## ACTIVITY
Every line in the records below that holds "Fractions" must be identified and copied.

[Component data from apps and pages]
---*---

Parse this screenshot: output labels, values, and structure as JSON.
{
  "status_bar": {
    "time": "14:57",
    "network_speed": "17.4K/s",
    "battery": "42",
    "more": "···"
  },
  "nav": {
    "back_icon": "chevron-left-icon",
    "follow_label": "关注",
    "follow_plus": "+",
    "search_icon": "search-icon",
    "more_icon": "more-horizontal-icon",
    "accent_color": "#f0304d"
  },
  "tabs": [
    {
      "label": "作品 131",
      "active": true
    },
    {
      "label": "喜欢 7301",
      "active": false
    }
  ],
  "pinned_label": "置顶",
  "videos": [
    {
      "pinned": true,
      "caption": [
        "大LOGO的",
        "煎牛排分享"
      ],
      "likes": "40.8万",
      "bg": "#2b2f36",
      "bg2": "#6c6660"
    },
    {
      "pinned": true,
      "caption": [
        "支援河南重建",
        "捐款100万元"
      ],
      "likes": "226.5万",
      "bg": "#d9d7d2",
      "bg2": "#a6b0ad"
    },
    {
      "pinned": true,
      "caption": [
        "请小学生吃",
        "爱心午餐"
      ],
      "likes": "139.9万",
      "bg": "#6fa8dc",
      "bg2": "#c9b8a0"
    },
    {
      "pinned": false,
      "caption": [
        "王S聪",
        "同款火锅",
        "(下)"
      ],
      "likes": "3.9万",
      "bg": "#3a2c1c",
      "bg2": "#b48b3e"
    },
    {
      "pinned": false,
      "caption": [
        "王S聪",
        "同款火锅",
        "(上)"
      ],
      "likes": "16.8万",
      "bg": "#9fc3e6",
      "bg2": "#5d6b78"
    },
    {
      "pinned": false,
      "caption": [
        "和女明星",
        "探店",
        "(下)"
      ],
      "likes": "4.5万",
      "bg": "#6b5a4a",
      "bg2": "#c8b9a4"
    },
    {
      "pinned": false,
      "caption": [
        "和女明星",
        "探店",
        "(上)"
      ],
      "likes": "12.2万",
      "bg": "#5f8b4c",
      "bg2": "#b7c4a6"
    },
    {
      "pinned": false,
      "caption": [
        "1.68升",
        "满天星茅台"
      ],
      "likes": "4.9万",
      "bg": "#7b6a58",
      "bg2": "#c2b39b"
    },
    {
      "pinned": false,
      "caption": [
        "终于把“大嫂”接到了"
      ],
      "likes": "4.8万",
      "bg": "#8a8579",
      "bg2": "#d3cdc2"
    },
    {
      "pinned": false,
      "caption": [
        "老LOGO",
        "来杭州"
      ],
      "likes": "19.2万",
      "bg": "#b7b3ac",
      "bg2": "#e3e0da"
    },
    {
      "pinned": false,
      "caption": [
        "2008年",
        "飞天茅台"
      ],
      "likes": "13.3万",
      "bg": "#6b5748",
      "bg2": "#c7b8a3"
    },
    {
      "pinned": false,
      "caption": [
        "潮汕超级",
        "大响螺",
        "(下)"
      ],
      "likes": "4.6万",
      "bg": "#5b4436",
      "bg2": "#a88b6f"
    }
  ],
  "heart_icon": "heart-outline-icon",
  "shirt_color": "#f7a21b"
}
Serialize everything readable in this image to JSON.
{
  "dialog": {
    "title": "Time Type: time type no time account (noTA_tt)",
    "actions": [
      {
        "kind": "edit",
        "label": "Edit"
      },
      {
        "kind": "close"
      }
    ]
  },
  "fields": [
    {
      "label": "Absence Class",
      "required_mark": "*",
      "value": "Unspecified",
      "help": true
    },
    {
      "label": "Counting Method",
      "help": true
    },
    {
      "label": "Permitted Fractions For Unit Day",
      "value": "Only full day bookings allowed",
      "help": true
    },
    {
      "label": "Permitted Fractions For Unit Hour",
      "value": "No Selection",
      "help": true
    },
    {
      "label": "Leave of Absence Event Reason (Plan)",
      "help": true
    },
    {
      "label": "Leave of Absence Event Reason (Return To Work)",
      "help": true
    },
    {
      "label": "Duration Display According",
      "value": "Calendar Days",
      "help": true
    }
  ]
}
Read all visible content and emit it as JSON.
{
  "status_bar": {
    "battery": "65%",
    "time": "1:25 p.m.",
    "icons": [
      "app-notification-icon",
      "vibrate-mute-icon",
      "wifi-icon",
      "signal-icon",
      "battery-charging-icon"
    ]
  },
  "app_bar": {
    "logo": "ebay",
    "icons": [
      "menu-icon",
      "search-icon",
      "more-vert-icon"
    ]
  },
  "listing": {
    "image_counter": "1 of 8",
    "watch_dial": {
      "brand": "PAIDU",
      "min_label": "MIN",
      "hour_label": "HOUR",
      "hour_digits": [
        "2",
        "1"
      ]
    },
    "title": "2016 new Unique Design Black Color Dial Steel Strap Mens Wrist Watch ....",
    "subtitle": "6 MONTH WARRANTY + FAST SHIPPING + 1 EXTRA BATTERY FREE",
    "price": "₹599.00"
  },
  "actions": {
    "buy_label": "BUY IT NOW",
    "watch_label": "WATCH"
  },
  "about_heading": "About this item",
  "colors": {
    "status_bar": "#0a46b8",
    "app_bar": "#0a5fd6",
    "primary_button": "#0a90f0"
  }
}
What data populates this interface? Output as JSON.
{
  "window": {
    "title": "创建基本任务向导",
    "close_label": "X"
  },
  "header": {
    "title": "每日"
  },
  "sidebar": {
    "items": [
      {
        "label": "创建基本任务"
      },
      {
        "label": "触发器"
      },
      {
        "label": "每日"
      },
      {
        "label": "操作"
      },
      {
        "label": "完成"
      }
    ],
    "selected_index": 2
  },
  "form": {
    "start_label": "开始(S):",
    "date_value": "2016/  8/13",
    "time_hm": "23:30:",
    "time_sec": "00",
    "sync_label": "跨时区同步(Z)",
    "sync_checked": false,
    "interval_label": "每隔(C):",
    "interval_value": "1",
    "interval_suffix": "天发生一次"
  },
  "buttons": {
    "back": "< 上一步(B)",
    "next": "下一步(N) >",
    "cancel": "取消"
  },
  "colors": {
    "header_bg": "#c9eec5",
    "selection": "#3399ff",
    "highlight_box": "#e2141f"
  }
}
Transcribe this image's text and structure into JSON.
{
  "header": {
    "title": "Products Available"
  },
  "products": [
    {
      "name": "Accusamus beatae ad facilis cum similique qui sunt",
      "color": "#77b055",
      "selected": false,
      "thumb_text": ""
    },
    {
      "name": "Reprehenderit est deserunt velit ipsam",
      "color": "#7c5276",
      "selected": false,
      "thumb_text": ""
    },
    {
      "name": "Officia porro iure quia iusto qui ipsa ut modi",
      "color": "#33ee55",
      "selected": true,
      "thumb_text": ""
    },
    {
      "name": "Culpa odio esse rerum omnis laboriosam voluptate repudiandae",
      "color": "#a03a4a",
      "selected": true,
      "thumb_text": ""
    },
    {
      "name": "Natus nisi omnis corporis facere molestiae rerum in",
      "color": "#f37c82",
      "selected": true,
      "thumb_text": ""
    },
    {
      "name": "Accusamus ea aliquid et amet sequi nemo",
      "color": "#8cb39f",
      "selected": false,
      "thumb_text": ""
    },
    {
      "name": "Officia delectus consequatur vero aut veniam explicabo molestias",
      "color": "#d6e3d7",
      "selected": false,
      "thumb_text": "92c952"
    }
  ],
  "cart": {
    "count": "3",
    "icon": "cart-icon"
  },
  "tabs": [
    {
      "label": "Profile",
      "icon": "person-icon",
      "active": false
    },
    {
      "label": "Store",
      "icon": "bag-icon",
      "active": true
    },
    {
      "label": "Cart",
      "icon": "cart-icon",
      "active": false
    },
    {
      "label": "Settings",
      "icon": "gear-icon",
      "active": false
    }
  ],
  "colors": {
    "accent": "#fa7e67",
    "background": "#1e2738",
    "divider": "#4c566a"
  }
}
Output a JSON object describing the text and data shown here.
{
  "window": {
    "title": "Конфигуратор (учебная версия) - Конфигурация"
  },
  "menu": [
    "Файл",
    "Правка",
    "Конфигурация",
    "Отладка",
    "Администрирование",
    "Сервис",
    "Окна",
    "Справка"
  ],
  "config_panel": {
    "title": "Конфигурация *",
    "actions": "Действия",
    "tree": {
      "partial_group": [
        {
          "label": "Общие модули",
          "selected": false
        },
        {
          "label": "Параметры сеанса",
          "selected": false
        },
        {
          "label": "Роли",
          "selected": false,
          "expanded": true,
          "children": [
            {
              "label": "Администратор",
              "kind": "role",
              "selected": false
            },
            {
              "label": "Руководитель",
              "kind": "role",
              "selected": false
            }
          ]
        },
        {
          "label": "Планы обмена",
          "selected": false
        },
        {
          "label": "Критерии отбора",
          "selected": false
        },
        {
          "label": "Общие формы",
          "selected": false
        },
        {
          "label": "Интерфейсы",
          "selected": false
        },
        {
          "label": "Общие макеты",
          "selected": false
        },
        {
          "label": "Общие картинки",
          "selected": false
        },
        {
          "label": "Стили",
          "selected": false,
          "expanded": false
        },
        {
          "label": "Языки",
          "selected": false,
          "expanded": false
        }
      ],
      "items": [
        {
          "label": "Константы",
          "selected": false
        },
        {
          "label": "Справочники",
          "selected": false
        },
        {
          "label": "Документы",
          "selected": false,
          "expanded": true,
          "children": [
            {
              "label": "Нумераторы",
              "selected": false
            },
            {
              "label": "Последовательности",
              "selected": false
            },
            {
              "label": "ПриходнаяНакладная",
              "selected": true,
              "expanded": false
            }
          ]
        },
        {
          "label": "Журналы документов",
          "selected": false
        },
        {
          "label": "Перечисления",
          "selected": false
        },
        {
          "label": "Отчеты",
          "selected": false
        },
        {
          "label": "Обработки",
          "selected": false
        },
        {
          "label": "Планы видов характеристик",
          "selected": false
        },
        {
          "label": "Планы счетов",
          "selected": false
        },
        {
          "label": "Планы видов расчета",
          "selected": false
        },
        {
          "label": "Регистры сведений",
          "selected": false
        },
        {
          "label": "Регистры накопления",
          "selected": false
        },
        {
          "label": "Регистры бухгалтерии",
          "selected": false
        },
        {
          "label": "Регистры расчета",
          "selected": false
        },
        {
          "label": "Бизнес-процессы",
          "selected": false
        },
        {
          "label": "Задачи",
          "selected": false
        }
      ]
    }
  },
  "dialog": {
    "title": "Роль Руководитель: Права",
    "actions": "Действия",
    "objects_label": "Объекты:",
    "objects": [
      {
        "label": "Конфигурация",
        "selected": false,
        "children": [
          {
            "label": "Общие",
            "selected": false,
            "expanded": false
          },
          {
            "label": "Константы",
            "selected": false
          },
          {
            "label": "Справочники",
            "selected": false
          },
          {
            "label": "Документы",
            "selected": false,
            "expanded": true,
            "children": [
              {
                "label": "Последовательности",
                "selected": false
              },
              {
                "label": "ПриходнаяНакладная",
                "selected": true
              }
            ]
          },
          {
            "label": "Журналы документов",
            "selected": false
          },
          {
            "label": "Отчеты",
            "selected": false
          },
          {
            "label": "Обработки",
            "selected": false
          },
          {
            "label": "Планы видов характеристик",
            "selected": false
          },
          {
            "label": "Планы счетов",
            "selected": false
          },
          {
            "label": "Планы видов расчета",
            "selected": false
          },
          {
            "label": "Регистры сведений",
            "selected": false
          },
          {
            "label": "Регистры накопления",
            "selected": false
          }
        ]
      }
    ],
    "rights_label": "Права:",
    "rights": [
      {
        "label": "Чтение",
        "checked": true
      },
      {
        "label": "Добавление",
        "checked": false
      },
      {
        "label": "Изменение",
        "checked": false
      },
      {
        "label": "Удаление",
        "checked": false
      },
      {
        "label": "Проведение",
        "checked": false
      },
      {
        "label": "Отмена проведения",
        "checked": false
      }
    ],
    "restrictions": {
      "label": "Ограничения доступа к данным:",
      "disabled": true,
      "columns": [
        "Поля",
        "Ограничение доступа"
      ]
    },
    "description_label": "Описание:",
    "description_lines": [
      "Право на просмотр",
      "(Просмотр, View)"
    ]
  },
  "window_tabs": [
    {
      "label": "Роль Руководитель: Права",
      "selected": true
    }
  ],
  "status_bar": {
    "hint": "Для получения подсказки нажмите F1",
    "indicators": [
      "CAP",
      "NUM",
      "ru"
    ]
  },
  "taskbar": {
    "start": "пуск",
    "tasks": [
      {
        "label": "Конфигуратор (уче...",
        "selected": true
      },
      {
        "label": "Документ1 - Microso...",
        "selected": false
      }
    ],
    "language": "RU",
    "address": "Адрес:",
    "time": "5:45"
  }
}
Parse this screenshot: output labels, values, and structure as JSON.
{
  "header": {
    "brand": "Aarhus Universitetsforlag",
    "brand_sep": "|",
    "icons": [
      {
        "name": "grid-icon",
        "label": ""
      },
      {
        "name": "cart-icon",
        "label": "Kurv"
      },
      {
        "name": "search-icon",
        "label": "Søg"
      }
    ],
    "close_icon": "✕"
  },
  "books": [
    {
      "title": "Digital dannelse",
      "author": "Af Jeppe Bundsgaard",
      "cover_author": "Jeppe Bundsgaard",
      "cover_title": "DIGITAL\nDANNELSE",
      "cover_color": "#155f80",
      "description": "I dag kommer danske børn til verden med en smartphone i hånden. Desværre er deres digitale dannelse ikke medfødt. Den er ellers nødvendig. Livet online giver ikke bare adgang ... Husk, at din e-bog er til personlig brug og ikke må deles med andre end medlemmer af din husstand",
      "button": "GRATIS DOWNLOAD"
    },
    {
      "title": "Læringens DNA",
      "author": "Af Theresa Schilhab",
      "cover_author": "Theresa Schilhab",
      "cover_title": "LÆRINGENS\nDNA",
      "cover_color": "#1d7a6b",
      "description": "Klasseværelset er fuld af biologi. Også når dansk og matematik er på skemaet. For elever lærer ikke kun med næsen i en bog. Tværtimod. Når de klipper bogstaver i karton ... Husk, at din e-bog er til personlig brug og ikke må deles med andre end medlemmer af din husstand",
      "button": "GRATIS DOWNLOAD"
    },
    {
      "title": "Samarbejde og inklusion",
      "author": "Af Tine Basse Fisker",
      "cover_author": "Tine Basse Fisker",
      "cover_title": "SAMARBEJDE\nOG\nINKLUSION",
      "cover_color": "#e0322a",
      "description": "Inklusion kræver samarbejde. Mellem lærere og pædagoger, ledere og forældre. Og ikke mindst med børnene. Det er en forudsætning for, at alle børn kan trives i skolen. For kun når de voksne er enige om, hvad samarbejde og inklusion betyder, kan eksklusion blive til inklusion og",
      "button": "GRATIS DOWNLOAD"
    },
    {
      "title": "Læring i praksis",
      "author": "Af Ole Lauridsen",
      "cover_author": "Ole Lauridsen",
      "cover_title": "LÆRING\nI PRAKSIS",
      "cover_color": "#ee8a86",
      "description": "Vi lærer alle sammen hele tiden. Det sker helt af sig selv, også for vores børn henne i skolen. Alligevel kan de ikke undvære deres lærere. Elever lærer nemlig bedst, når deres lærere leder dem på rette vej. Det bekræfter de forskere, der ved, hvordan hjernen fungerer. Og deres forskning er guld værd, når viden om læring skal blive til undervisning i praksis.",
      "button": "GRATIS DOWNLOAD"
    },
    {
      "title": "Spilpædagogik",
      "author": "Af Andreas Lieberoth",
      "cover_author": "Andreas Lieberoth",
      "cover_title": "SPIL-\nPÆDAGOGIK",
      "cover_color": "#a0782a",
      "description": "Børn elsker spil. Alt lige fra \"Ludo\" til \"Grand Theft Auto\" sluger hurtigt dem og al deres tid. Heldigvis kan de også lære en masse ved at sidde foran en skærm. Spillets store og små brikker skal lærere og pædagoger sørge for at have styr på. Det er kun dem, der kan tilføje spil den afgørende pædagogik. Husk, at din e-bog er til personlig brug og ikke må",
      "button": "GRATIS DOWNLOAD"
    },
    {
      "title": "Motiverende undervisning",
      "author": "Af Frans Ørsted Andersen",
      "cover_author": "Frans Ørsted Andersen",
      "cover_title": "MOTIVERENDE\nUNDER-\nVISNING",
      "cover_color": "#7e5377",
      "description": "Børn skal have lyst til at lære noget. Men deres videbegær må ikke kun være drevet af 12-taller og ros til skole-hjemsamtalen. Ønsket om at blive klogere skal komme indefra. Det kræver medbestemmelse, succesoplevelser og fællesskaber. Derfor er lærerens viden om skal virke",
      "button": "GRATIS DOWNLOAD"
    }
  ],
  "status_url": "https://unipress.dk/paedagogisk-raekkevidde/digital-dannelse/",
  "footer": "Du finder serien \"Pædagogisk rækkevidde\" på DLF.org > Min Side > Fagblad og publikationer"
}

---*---

## OUTPUT BELOW
      "label": "Permitted Fractions For Unit Day",
      "label": "Permitted Fractions For Unit Hour",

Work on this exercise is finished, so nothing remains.